• Data under study:
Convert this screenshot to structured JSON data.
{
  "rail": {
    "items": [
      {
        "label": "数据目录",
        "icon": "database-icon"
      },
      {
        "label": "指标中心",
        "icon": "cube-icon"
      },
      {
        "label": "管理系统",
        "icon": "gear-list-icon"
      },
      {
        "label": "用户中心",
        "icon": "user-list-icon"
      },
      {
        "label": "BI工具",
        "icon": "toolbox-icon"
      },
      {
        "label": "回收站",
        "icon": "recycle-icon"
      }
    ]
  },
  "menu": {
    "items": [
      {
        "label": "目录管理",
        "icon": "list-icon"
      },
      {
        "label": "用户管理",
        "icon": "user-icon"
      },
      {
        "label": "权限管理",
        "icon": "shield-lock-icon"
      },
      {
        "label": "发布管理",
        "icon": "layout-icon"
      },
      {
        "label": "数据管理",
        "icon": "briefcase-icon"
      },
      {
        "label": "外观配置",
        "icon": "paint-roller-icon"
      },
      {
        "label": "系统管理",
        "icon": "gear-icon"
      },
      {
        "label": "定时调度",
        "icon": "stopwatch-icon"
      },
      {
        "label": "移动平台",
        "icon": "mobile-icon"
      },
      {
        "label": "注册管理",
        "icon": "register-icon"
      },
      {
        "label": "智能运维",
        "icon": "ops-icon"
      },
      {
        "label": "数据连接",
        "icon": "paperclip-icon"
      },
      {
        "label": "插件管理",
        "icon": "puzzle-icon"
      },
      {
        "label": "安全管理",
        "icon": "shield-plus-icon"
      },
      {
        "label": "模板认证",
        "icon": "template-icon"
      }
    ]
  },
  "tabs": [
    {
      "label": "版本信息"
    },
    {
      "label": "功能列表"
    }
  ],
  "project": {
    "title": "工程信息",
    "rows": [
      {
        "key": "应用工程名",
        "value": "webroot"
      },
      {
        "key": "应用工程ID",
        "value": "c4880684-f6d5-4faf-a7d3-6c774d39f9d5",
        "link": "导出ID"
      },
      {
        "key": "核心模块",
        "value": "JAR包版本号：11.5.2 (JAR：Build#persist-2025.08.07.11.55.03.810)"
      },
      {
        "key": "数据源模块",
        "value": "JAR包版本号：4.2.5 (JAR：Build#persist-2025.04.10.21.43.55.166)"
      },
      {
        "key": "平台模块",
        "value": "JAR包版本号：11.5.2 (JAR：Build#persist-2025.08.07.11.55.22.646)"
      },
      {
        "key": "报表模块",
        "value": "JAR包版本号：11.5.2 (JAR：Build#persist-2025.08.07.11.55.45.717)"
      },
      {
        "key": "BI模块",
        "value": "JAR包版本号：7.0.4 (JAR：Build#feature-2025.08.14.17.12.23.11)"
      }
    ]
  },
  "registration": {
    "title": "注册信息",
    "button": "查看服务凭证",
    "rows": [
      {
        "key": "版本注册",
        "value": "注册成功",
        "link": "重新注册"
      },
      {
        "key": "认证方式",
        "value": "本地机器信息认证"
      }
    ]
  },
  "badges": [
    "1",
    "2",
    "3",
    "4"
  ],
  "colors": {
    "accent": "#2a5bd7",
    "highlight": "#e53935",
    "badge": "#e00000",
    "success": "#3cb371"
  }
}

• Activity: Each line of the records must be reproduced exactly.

• Output below:
Convert this screenshot to structured JSON data.
{
  "rail": {
    "items": [
      {
        "label": "数据目录",
        "icon": "database-icon"
      },
      {
        "label": "指标中心",
        "icon": "cube-icon"
      },
      {
        "label": "管理系统",
        "icon": "gear-list-icon"
      },
      {
        "label": "用户中心",
        "icon": "user-list-icon"
      },
      {
        "label": "BI工具",
        "icon": "toolbox-icon"
      },
      {
        "label": "回收站",
        "icon": "recycle-icon"
      }
    ]
  },
  "menu": {
    "items": [
      {
        "label": "目录管理",
        "icon": "list-icon"
      },
      {
        "label": "用户管理",
        "icon": "user-icon"
      },
      {
        "label": "权限管理",
        "icon": "shield-lock-icon"
      },
      {
        "label": "发布管理",
        "icon": "layout-icon"
      },
      {
        "label": "数据管理",
        "icon": "briefcase-icon"
      },
      {
        "label": "外观配置",
        "icon": "paint-roller-icon"
      },
      {
        "label": "系统管理",
        "icon": "gear-icon"
      },
      {
        "label": "定时调度",
        "icon": "stopwatch-icon"
      },
      {
        "label": "移动平台",
        "icon": "mobile-icon"
      },
      {
        "label": "注册管理",
        "icon": "register-icon"
      },
      {
        "label": "智能运维",
        "icon": "ops-icon"
      },
      {
        "label": "数据连接",
        "icon": "paperclip-icon"
      },
      {
        "label": "插件管理",
        "icon": "puzzle-icon"
      },
      {
        "label": "安全管理",
        "icon": "shield-plus-icon"
      },
      {
        "label": "模板认证",
        "icon": "template-icon"
      }
    ]
  },
  "tabs": [
    {
      "label": "版本信息"
    },
    {
      "label": "功能列表"
    }
  ],
  "project": {
    "title": "工程信息",
    "rows": [
      {
        "key": "应用工程名",
        "value": "webroot"
      },
      {
        "key": "应用工程ID",
        "value": "c4880684-f6d5-4faf-a7d3-6c774d39f9d5",
        "link": "导出ID"
      },
      {
        "key": "核心模块",
        "value": "JAR包版本号：11.5.2 (JAR：Build#persist-2025.08.07.11.55.03.810)"
      },
      {
        "key": "数据源模块",
        "value": "JAR包版本号：4.2.5 (JAR：Build#persist-2025.04.10.21.43.55.166)"
      },
      {
        "key": "平台模块",
        "value": "JAR包版本号：11.5.2 (JAR：Build#persist-2025.08.07.11.55.22.646)"
      },
      {
        "key": "报表模块",
        "value": "JAR包版本号：11.5.2 (JAR：Build#persist-2025.08.07.11.55.45.717)"
      },
      {
        "key": "BI模块",
        "value": "JAR包版本号：7.0.4 (JAR：Build#feature-2025.08.14.17.12.23.11)"
      }
    ]
  },
  "registration": {
    "title": "注册信息",
    "button": "查看服务凭证",
    "rows": [
      {
        "key": "版本注册",
        "value": "注册成功",
        "link": "重新注册"
      },
      {
        "key": "认证方式",
        "value": "本地机器信息认证"
      }
    ]
  },
  "badges": [
    "1",
    "2",
    "3",
    "4"
  ],
  "colors": {
    "accent": "#2a5bd7",
    "highlight": "#e53935",
    "badge": "#e00000",
    "success": "#3cb371"
  }
}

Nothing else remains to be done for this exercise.